-------- SUPPLIED ENTRIES

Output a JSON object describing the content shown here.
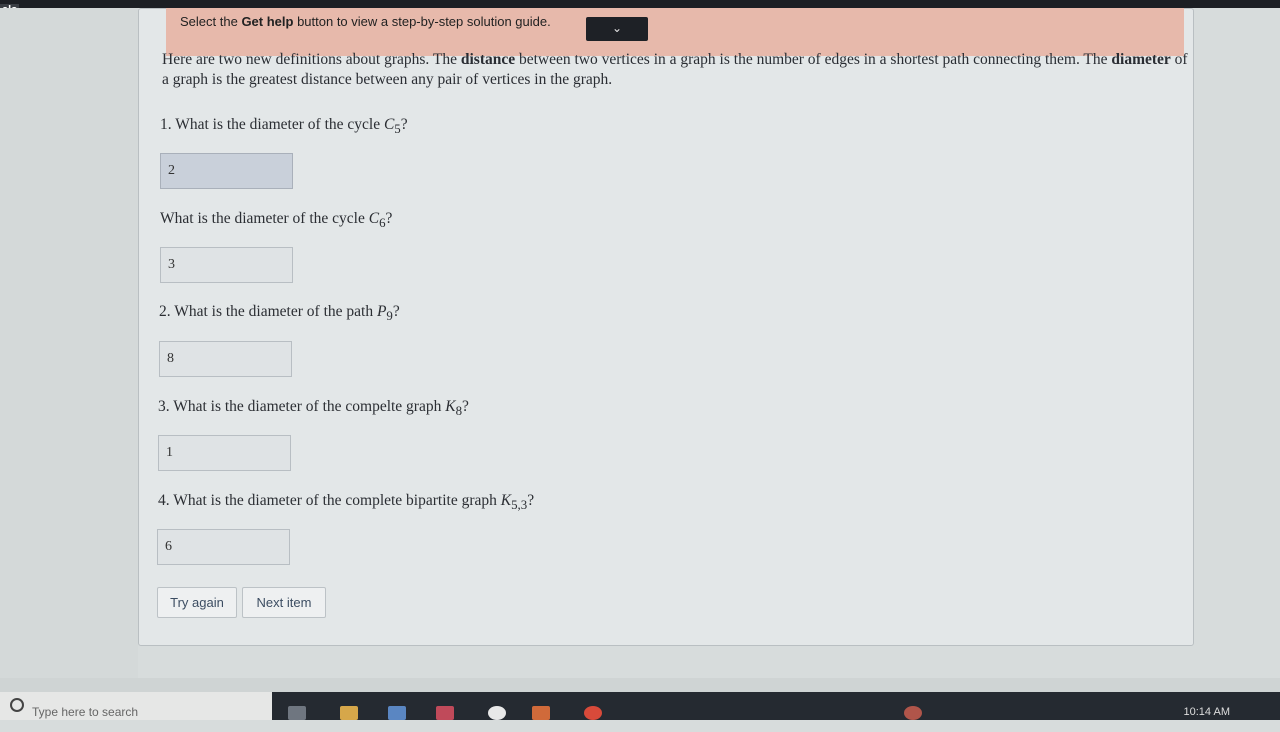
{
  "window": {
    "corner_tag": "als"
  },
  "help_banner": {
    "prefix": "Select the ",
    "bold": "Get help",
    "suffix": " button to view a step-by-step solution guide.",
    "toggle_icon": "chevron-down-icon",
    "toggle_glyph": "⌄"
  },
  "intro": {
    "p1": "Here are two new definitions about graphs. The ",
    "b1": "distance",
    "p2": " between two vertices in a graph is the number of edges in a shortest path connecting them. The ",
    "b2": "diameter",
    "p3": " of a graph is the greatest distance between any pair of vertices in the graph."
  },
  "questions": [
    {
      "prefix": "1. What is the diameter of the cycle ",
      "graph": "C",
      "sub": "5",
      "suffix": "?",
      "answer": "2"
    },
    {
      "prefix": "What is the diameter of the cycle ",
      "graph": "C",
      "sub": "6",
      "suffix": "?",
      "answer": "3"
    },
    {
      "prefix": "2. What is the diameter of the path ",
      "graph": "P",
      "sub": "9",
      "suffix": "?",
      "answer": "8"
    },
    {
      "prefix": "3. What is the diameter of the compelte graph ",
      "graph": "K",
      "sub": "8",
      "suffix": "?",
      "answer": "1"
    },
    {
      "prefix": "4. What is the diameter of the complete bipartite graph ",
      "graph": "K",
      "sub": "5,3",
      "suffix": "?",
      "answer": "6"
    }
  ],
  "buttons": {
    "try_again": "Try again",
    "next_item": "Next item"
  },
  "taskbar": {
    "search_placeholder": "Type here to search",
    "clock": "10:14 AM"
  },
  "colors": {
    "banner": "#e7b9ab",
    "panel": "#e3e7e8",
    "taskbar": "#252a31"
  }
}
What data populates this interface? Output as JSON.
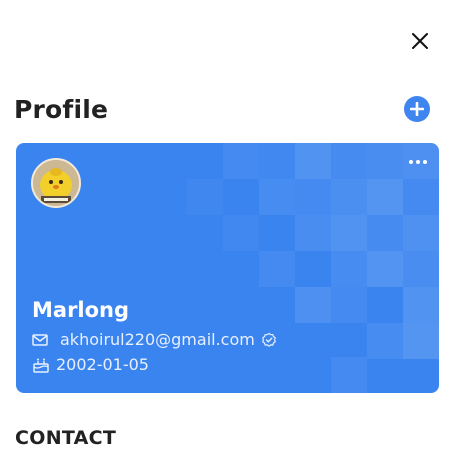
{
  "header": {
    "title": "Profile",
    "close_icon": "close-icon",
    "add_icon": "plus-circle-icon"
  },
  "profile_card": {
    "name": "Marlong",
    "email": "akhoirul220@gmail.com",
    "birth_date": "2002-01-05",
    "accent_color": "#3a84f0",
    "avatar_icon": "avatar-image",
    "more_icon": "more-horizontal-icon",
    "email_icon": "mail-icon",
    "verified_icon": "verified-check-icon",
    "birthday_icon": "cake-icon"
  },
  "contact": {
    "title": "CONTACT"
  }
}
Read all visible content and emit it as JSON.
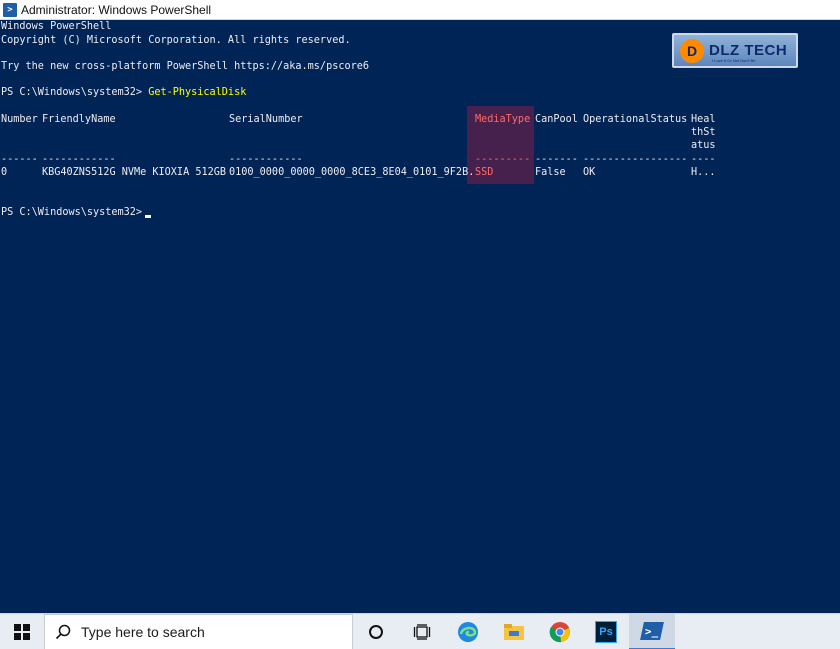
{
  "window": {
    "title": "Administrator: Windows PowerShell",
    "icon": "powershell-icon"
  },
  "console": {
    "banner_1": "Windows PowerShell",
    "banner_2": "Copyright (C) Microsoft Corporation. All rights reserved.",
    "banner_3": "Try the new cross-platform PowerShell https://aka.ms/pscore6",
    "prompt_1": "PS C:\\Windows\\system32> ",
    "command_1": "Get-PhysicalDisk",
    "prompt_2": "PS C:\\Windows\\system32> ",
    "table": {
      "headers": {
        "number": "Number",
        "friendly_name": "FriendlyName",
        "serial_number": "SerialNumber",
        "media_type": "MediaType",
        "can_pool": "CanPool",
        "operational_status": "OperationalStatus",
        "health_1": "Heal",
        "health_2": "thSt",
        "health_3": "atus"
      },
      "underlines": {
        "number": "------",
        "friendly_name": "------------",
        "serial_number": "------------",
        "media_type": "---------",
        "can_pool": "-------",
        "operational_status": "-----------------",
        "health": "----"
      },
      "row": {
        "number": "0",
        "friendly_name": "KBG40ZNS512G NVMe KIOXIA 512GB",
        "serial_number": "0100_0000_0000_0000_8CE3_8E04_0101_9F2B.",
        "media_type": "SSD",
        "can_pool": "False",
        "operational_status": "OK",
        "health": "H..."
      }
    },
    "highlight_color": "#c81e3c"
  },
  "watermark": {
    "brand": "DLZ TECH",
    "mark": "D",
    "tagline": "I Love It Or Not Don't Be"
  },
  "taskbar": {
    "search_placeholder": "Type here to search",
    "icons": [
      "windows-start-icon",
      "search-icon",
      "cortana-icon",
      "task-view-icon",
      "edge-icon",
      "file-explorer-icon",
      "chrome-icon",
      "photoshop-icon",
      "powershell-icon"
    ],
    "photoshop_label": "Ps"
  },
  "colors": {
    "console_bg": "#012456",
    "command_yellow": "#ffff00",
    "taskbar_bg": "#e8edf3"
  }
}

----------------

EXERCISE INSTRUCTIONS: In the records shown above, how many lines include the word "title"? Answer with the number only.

TASK ANSWER: 3